The digraphs <oi> and <oy> are usually /oi/ in words such as Boid, foy, noise and ploy.

Crowdy Knowe, BallymenaBallymena, Antrim

Initial and medial <ow> is usually /ʌu/, but it may be /o:/, especially before /k/, in words such as bowk, bowt, cowp, cowt, gowd, gowf, gowpen, howk, lowp and owsen, Root final that is <owe> in words such as flowe, glowe, growe, howe, knowe, lowe, rowe and towe.

Suffixes

Strictly speaking not a suffix, <ae> is usually /e/, however, depending on stress, it may be /ɪ/ and /ɛ/ in words such as Americae, airae, barrae, nairae, swallae and windae.

Diminutive <ie> is usually /e/ in words such as grannie, laddie, lassie, shappie and wifie.

Adjectival <fu> is usually /fu/ in words such as awfu, carefu and mensefu.

The negative particle <na> is usually /ne/ in words such as daena (dinna), haesna, maunna, winna and wisna.

Adverbial and adjectival <y> and <ie> are usually /e/ in words such as reekie, sairy, stany and stourie.

Adverbial <ly> is usually /le/ in words such as brawly, feckly, fully, geyly, likely and uncoly.

Literature:

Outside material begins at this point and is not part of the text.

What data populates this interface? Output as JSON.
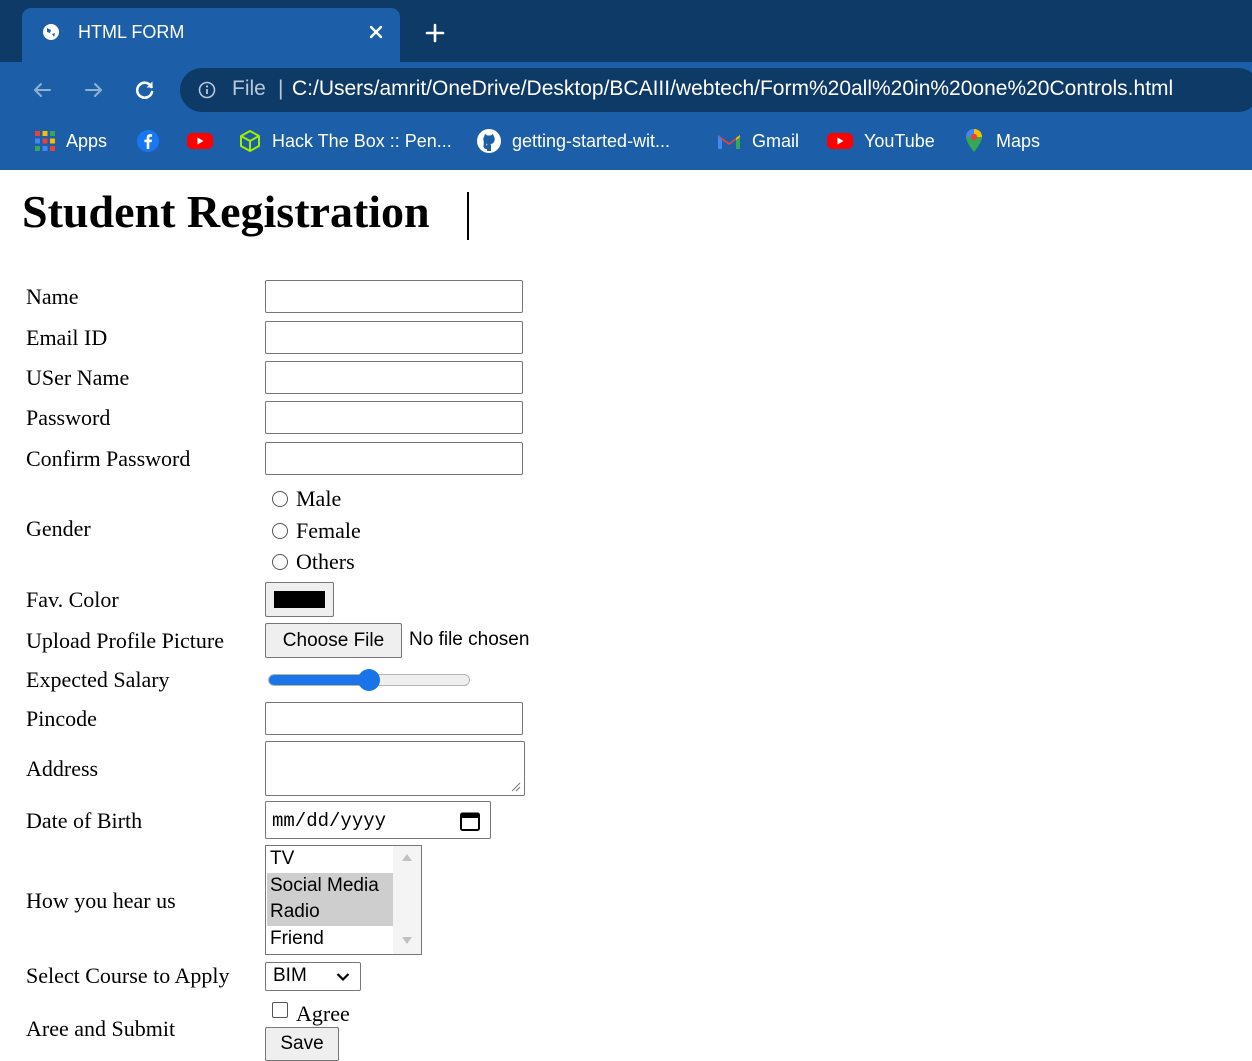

Milroy, James (1982) "Some connections between Galloway and Ulster speech", Scottish Language 1, 23-29.
Fenton, James (1995, 2000) The Hamely Tongue. A Personal Record of Ulster-Scots in County Antrim, 2nd edn. Ullans Press.
Gregg, Robert (1958,1959) "Notes on the phonology of a County Antrim Scotch-Irish dialect", Orbis 7:2, 392-406; 8:2, 400-424.
Gregg, Robert (1972) "The Scotch-Irish dialect boundaries in Ulster" in Martyn Wakelin ed. Patterns in the Folk Speech of the British Isles, London: Athlone, 109-139.
Macafee, Caroline ed. (1996) A Concise Ulster Dictionary, Oxford University Press.
Patterson, William (1880) A Glossary of Words in Use in the Counties of Antrim and Down, London: English Dialect Society.
Traynor, Michael (1953) The English Dialect of Donegal. A Glossary, Dublin: Royal Irish Academy.
Mather, James Y. and H. H. Speitel (1986) The Linguistic Atlas of Scotland volume 3, London: Croom Helm.
Johnston, Paul (1997) "Regional variation" in Charles Jones ed. The Edinburgh History of the Scots Language, Edinburgh University Press, 443-513.

© 1996 - 2015